The problem. Please print every line of the listing, unchanged.
Start of Block
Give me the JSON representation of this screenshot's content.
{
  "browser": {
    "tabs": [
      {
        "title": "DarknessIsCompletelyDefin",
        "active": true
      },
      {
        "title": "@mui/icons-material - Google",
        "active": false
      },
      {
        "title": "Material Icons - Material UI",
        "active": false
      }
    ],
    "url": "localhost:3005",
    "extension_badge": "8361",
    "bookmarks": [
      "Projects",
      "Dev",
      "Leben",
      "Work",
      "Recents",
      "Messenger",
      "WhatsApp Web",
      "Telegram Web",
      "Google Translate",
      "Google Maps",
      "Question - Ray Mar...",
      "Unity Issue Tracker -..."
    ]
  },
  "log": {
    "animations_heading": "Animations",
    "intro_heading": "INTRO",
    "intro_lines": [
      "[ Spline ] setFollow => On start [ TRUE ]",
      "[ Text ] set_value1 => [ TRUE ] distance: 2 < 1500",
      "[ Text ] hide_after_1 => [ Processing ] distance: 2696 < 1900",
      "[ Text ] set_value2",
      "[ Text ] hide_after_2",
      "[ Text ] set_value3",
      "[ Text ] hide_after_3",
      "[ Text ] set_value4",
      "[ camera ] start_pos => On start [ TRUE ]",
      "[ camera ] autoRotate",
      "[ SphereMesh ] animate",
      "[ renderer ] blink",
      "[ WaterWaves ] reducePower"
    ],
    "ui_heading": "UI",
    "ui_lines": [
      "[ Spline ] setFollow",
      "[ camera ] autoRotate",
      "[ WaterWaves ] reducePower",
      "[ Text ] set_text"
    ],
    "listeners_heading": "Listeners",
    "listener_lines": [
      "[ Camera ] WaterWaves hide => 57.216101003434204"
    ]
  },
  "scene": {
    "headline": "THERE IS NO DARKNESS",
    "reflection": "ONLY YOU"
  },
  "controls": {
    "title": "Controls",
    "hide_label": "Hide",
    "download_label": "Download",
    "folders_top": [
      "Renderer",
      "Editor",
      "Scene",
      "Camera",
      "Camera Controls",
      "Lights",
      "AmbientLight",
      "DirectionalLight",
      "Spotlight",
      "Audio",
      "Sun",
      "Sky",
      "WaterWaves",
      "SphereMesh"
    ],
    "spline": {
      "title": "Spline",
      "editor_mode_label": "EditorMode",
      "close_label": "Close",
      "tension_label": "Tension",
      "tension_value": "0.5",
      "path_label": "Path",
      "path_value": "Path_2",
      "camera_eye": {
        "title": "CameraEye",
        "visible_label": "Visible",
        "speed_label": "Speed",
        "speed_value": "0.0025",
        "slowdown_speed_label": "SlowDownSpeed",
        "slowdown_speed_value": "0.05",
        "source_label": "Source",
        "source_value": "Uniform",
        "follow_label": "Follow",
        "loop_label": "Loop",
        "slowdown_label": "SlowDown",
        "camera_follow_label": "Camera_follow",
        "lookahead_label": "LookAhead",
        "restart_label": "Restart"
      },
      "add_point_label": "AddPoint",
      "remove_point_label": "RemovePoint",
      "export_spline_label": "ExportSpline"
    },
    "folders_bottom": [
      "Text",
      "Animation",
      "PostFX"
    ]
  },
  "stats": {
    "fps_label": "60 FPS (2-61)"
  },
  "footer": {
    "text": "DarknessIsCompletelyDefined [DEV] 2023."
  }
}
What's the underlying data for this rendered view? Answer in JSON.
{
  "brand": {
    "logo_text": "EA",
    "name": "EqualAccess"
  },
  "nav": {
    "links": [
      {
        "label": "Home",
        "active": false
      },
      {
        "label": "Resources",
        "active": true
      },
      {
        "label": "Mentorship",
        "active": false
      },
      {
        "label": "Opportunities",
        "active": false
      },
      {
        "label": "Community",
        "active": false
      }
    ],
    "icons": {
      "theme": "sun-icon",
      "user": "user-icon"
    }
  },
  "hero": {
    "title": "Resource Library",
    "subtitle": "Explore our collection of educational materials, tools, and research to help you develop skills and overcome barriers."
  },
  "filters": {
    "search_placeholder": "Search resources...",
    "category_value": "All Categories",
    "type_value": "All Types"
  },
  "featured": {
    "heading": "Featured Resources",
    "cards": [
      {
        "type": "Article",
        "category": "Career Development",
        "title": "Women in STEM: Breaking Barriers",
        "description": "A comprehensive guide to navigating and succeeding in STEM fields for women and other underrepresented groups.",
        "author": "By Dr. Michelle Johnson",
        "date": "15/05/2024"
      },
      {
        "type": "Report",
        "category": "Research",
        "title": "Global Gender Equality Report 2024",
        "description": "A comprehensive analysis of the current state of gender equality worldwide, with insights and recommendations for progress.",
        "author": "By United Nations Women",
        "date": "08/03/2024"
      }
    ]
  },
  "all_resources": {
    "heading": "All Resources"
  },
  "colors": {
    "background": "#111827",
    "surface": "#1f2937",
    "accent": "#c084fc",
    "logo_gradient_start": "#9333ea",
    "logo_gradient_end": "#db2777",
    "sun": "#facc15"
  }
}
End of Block
Solution to this problem.
Give me the JSON representation of this screenshot's content.
{
  "browser": {
    "tabs": [
      {
        "title": "DarknessIsCompletelyDefin",
        "active": true
      },
      {
        "title": "@mui/icons-material - Google",
        "active": false
      },
      {
        "title": "Material Icons - Material UI",
        "active": false
      }
    ],
    "url": "localhost:3005",
    "extension_badge": "8361",
    "bookmarks": [
      "Projects",
      "Dev",
      "Leben",
      "Work",
      "Recents",
      "Messenger",
      "WhatsApp Web",
      "Telegram Web",
      "Google Translate",
      "Google Maps",
      "Question - Ray Mar...",
      "Unity Issue Tracker -..."
    ]
  },
  "log": {
    "animations_heading": "Animations",
    "intro_heading": "INTRO",
    "intro_lines": [
      "[ Spline ] setFollow => On start [ TRUE ]",
      "[ Text ] set_value1 => [ TRUE ] distance: 2 < 1500",
      "[ Text ] hide_after_1 => [ Processing ] distance: 2696 < 1900",
      "[ Text ] set_value2",
      "[ Text ] hide_after_2",
      "[ Text ] set_value3",
      "[ Text ] hide_after_3",
      "[ Text ] set_value4",
      "[ camera ] start_pos => On start [ TRUE ]",
      "[ camera ] autoRotate",
      "[ SphereMesh ] animate",
      "[ renderer ] blink",
      "[ WaterWaves ] reducePower"
    ],
    "ui_heading": "UI",
    "ui_lines": [
      "[ Spline ] setFollow",
      "[ camera ] autoRotate",
      "[ WaterWaves ] reducePower",
      "[ Text ] set_text"
    ],
    "listeners_heading": "Listeners",
    "listener_lines": [
      "[ Camera ] WaterWaves hide => 57.216101003434204"
    ]
  },
  "scene": {
    "headline": "THERE IS NO DARKNESS",
    "reflection": "ONLY YOU"
  },
  "controls": {
    "title": "Controls",
    "hide_label": "Hide",
    "download_label": "Download",
    "folders_top": [
      "Renderer",
      "Editor",
      "Scene",
      "Camera",
      "Camera Controls",
      "Lights",
      "AmbientLight",
      "DirectionalLight",
      "Spotlight",
      "Audio",
      "Sun",
      "Sky",
      "WaterWaves",
      "SphereMesh"
    ],
    "spline": {
      "title": "Spline",
      "editor_mode_label": "EditorMode",
      "close_label": "Close",
      "tension_label": "Tension",
      "tension_value": "0.5",
      "path_label": "Path",
      "path_value": "Path_2",
      "camera_eye": {
        "title": "CameraEye",
        "visible_label": "Visible",
        "speed_label": "Speed",
        "speed_value": "0.0025",
        "slowdown_speed_label": "SlowDownSpeed",
        "slowdown_speed_value": "0.05",
        "source_label": "Source",
        "source_value": "Uniform",
        "follow_label": "Follow",
        "loop_label": "Loop",
        "slowdown_label": "SlowDown",
        "camera_follow_label": "Camera_follow",
        "lookahead_label": "LookAhead",
        "restart_label": "Restart"
      },
      "add_point_label": "AddPoint",
      "remove_point_label": "RemovePoint",
      "export_spline_label": "ExportSpline"
    },
    "folders_bottom": [
      "Text",
      "Animation",
      "PostFX"
    ]
  },
  "stats": {
    "fps_label": "60 FPS (2-61)"
  },
  "footer": {
    "text": "DarknessIsCompletelyDefined [DEV] 2023."
  }
}
What's the underlying data for this rendered view? Answer in JSON.
{
  "brand": {
    "logo_text": "EA",
    "name": "EqualAccess"
  },
  "nav": {
    "links": [
      {
        "label": "Home",
        "active": false
      },
      {
        "label": "Resources",
        "active": true
      },
      {
        "label": "Mentorship",
        "active": false
      },
      {
        "label": "Opportunities",
        "active": false
      },
      {
        "label": "Community",
        "active": false
      }
    ],
    "icons": {
      "theme": "sun-icon",
      "user": "user-icon"
    }
  },
  "hero": {
    "title": "Resource Library",
    "subtitle": "Explore our collection of educational materials, tools, and research to help you develop skills and overcome barriers."
  },
  "filters": {
    "search_placeholder": "Search resources...",
    "category_value": "All Categories",
    "type_value": "All Types"
  },
  "featured": {
    "heading": "Featured Resources",
    "cards": [
      {
        "type": "Article",
        "category": "Career Development",
        "title": "Women in STEM: Breaking Barriers",
        "description": "A comprehensive guide to navigating and succeeding in STEM fields for women and other underrepresented groups.",
        "author": "By Dr. Michelle Johnson",
        "date": "15/05/2024"
      },
      {
        "type": "Report",
        "category": "Research",
        "title": "Global Gender Equality Report 2024",
        "description": "A comprehensive analysis of the current state of gender equality worldwide, with insights and recommendations for progress.",
        "author": "By United Nations Women",
        "date": "08/03/2024"
      }
    ]
  },
  "all_resources": {
    "heading": "All Resources"
  },
  "colors": {
    "background": "#111827",
    "surface": "#1f2937",
    "accent": "#c084fc",
    "logo_gradient_start": "#9333ea",
    "logo_gradient_end": "#db2777",
    "sun": "#facc15"
  }
}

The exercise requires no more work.